Scare crows chilling on the farm - Farmer uses effigies to ward off birds, thieves
Jamaican farmers have used different methods to protect their crops from birds, but after trying several strategies with unsatisfying results, Winston 'Toots' Patterson employed a very ancient approach that has not only seen him getting the maximum from his fields, but has attracted both locals and foreigners to his farm in Bounty Hall, Trelawny.
Patterson has been farming since 1979, and is a popular source for a wide range of produce such as cabbage, cantaloupe, tomatoes, and callaloo at the Falmouth market. He also does banana and plantain, and rears pigs.
Yet, his acclaim is not just about his farm produce that so many householders in western Jamaica depend on, but the effigies erected on his property, that have not only kept away the flying pests but also thieves.
"I did it to protect my crop because it hard to be in the sun all day and wake up to find it destroyed," he said.
"It works wonders because the birds don't trouble my crop and man not sure, so they don't try mess around."
There are six scarecrows, paired male and female. He has named one of the male effigies for legendary disc jockey Bob Clarke, and says he will also be naming the other scarecrows in honour of other famous reggae icons, but has not decided on some of the names.
Patterson changes their attire when necessary, and outfits each according to their gender, even adding a few bottles of Red Stripe Beer in the handbag of one of the females.

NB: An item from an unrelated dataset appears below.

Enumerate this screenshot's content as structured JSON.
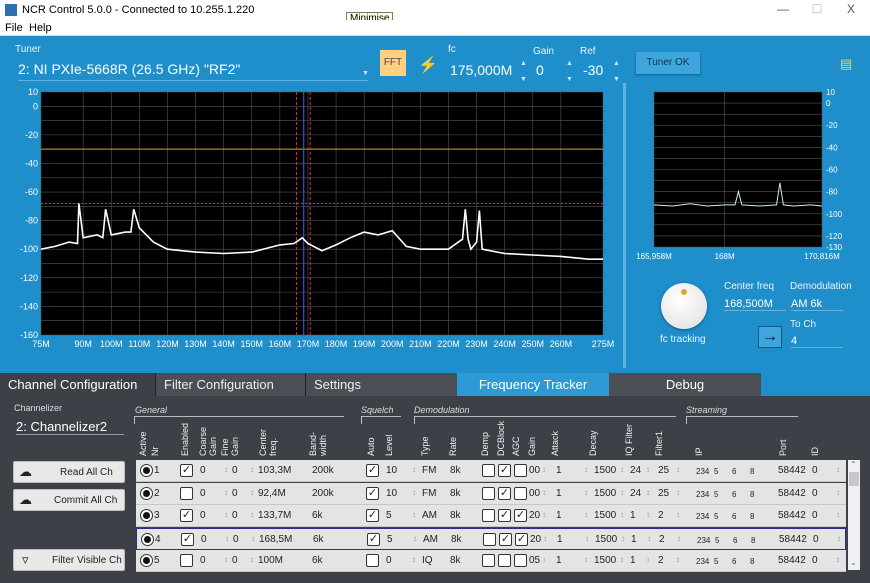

"I was featured on Hill and Gully Ride in 1999, yes, they love what I do," he said proudly. "Some Americans came and did a film on it in December. It is an attraction. Many tourists come from all over the world and take pictures," he said.
Despite the attention, Patterson has no plans to expand his idea into a business but wants to keep it simple, while he continues to do what he loves the most, cultivating his crops.